In a previous blog post we discussed what CRPS is and how it can affect patients. Here are the highlights:
- CRPS, previously known as RSD, is a nervous system response to an injury sending the body into “fight or flight” mode when reacting to the world around us
- Symptoms of CRPS include disproportionate pain to an otherwise non-painful stimulus, hair and nail changes, swelling, stiff joints and hypersensitivity, skin color or temperature changes in the affected limb
- Once diagnosed with CRPS, patients often meet a pain management doctor, who may be able to help with management of associated symptoms
- Our specialists at Ascend Hand Therapy will address symptoms of CRPS as well as the root cause, nervous system disfunction. Approaches to treating CRPS include:
- “Scrub and carry” - loading tissues for deep sensory input, which is perceived as calming to the overactive nervous system
- Laterality training – presenting the brain with activities/tasks that require specific attention to one side of the body over the other, for the ability to localize sensation, pain, and movement
- Mirror therapy – using the mirror image of the unaffected limb to help retrain the brain to associate “normalized” functioning and appearance to the affected limb
Winter Is Here!
With the chill in the air, many of our hand therapy patients also feel a chill in their bones! Our bodies are sensitive to our environment. Change in weather can play a huge role in how our tissues move, feel, and function.
This time of year, can be more troublesome for individuals living with chronic conditions, such as CRPS and even arthritis.
Knowing the quick facts on CRPS can better equip a person to limit painful activity and sustaining heightened pain states which perpetuate CRSP. Some tools for limiting and decreasing pain include compressive gloves, weight bearing (scrub and carry protocol), desensitization techniques (such as different textures or fabrics), electrical stimulation for pain management, and maximizing functional use of the affected limb (particularly in pain free ranges).
Remember: Movement is Medicine!

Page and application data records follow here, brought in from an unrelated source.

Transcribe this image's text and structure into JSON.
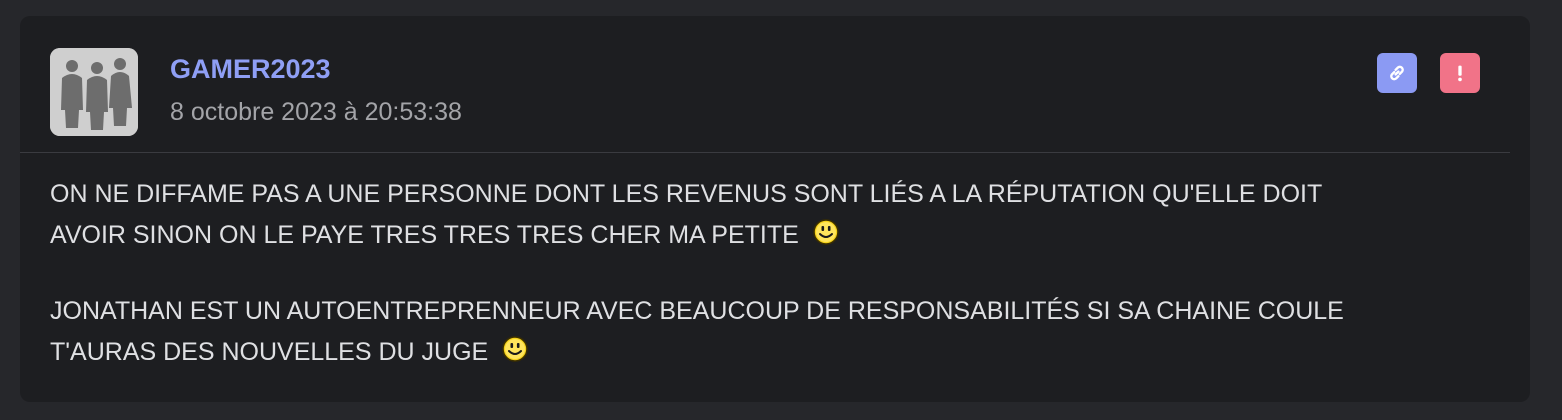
{
  "post": {
    "username": "GAMER2023",
    "date": "8 octobre 2023 à 20:53:38",
    "paragraphs": [
      {
        "line1": "ON NE DIFFAME PAS A UNE PERSONNE DONT LES REVENUS SONT LIÉS A LA RÉPUTATION QU'ELLE DOIT",
        "line2": "AVOIR SINON ON LE PAYE TRES TRES TRES CHER MA PETITE",
        "emoji": "smiley-icon"
      },
      {
        "line1": "JONATHAN EST UN AUTOENTREPRENNEUR AVEC BEAUCOUP DE RESPONSABILITÉS SI SA CHAINE COULE",
        "line2": "T'AURAS DES NOUVELLES DU JUGE",
        "emoji": "smiley-icon"
      }
    ]
  },
  "actions": {
    "link_icon": "link-icon",
    "report_icon": "exclamation-icon"
  },
  "colors": {
    "background": "#26272b",
    "card": "#1d1e21",
    "username": "#8f9ff5",
    "link_button": "#8b9af3",
    "report_button": "#f17388",
    "text": "#dfe0e3",
    "date": "#a3a4a8"
  }
}
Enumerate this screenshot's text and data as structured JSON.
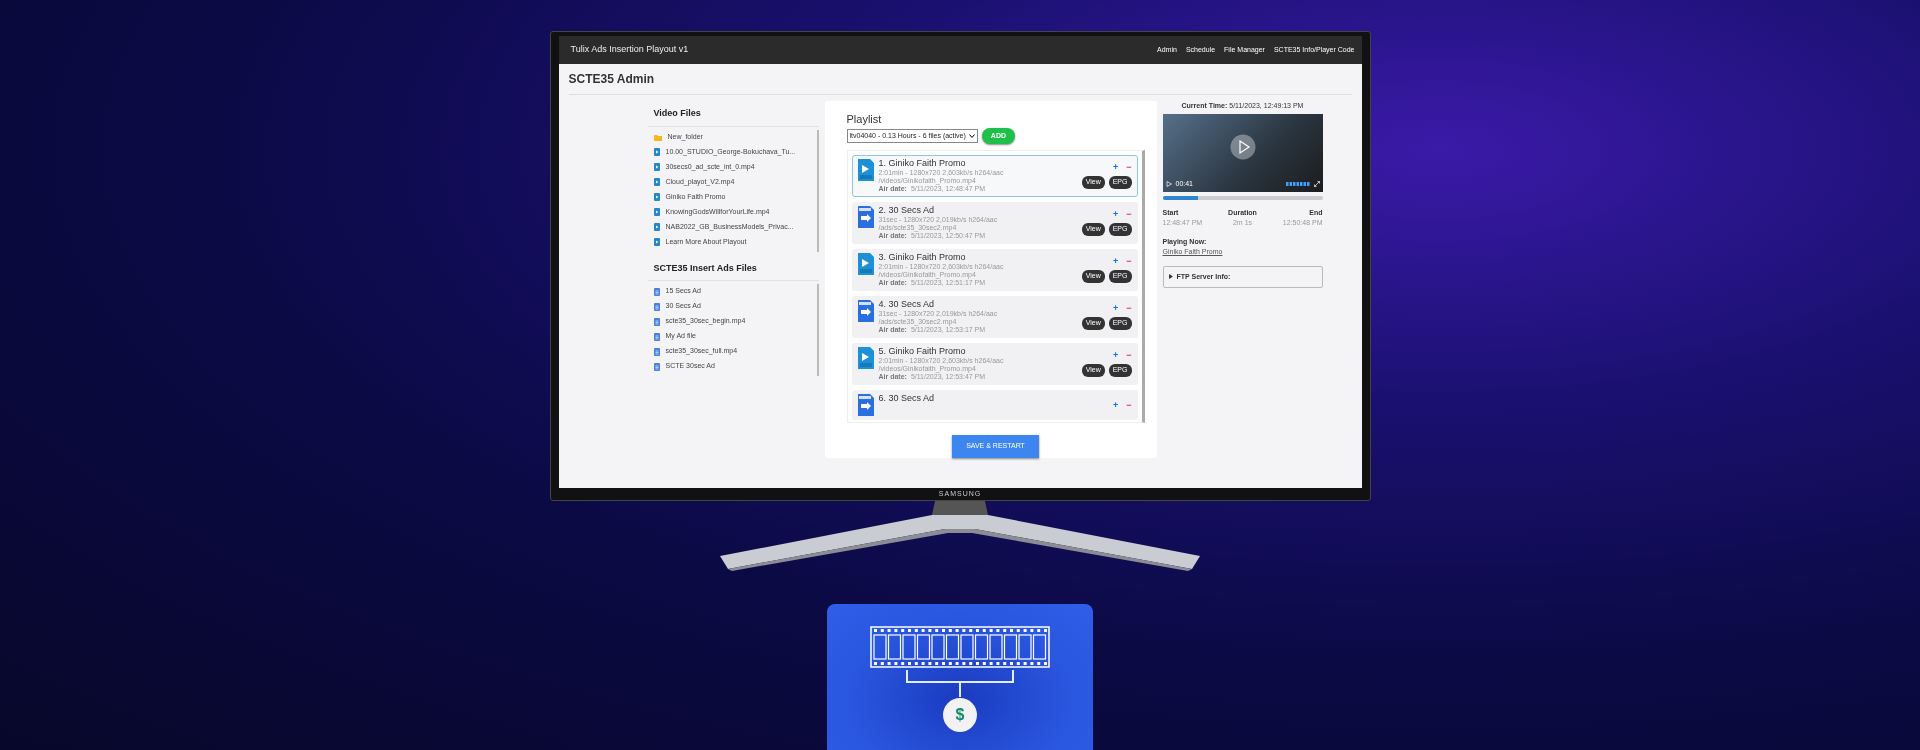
{
  "app": {
    "title": "Tulix Ads Insertion Playout v1",
    "nav": [
      "Admin",
      "Schedule",
      "File Manager",
      "SCTE35 Info/Player Code"
    ],
    "page_title": "SCTE35 Admin"
  },
  "video_files": {
    "heading": "Video Files",
    "items": [
      {
        "kind": "folder",
        "name": "New_folder"
      },
      {
        "kind": "video",
        "name": "10.00_STUDIO_George-Bokuchava_Tu..."
      },
      {
        "kind": "video",
        "name": "30secs0_ad_scte_int_0.mp4"
      },
      {
        "kind": "video",
        "name": "Cloud_playot_V2.mp4"
      },
      {
        "kind": "video",
        "name": "Giniko Faith Promo"
      },
      {
        "kind": "video",
        "name": "KnowingGodsWillforYourLife.mp4"
      },
      {
        "kind": "video",
        "name": "NAB2022_GB_BusinessModels_Privac..."
      },
      {
        "kind": "video",
        "name": "Learn More About Playout"
      }
    ]
  },
  "ad_files": {
    "heading": "SCTE35 Insert Ads Files",
    "items": [
      {
        "kind": "ad",
        "name": "15 Secs Ad"
      },
      {
        "kind": "ad",
        "name": "30 Secs Ad"
      },
      {
        "kind": "ad",
        "name": "scte35_30sec_begin.mp4"
      },
      {
        "kind": "ad",
        "name": "My Ad file"
      },
      {
        "kind": "ad",
        "name": "scte35_30sec_full.mp4"
      },
      {
        "kind": "ad",
        "name": "SCTE 30sec Ad"
      }
    ]
  },
  "playlist": {
    "heading": "Playlist",
    "select": "ltv04040 - 0.13 Hours - 6 files (active)",
    "add_button": "ADD",
    "save_button": "SAVE & RESTART",
    "items": [
      {
        "kind": "promo",
        "selected": true,
        "title": "1. Giniko Faith Promo",
        "details": "2:01min - 1280x720 2,603kb/s h264/aac",
        "path": "/videos/Ginikofaith_Promo.mp4",
        "air_label": "Air date:",
        "air_date": "5/11/2023, 12:48:47 PM",
        "plus": "+",
        "minus": "−",
        "view": "View",
        "epg": "EPG"
      },
      {
        "kind": "scte",
        "selected": false,
        "title": "2. 30 Secs Ad",
        "details": "31sec - 1280x720 2,019kb/s h264/aac",
        "path": "/ads/scte35_30sec2.mp4",
        "air_label": "Air date:",
        "air_date": "5/11/2023, 12:50:47 PM",
        "plus": "+",
        "minus": "−",
        "view": "View",
        "epg": "EPG"
      },
      {
        "kind": "promo",
        "selected": false,
        "title": "3. Giniko Faith Promo",
        "details": "2:01min - 1280x720 2,603kb/s h264/aac",
        "path": "/videos/Ginikofaith_Promo.mp4",
        "air_label": "Air date:",
        "air_date": "5/11/2023, 12:51:17 PM",
        "plus": "+",
        "minus": "−",
        "view": "View",
        "epg": "EPG"
      },
      {
        "kind": "scte",
        "selected": false,
        "title": "4. 30 Secs Ad",
        "details": "31sec - 1280x720 2,019kb/s h264/aac",
        "path": "/ads/scte35_30sec2.mp4",
        "air_label": "Air date:",
        "air_date": "5/11/2023, 12:53:17 PM",
        "plus": "+",
        "minus": "−",
        "view": "View",
        "epg": "EPG"
      },
      {
        "kind": "promo",
        "selected": false,
        "title": "5. Giniko Faith Promo",
        "details": "2:01min - 1280x720 2,603kb/s h264/aac",
        "path": "/videos/Ginikofaith_Promo.mp4",
        "air_label": "Air date:",
        "air_date": "5/11/2023, 12:53:47 PM",
        "plus": "+",
        "minus": "−",
        "view": "View",
        "epg": "EPG"
      },
      {
        "kind": "scte",
        "selected": false,
        "title": "6. 30 Secs Ad",
        "plus": "+",
        "minus": "−"
      }
    ]
  },
  "player": {
    "current_time_label": "Current Time:",
    "current_time": "5/11/2023, 12:49:13 PM",
    "elapsed": "00:41",
    "level": 0.22,
    "start_label": "Start",
    "start": "12:48:47 PM",
    "duration_label": "Duration",
    "duration": "2m 1s",
    "end_label": "End",
    "end": "12:50:48 PM",
    "playing_label": "Playing Now:",
    "playing": "Giniko Faith Promo",
    "ftp": "FTP Server Info:"
  },
  "tv_brand": "SAMSUNG",
  "coin_symbol": "$"
}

Movement helps keep blood flowing to tissues, bringing nutrients and warmth to tissues.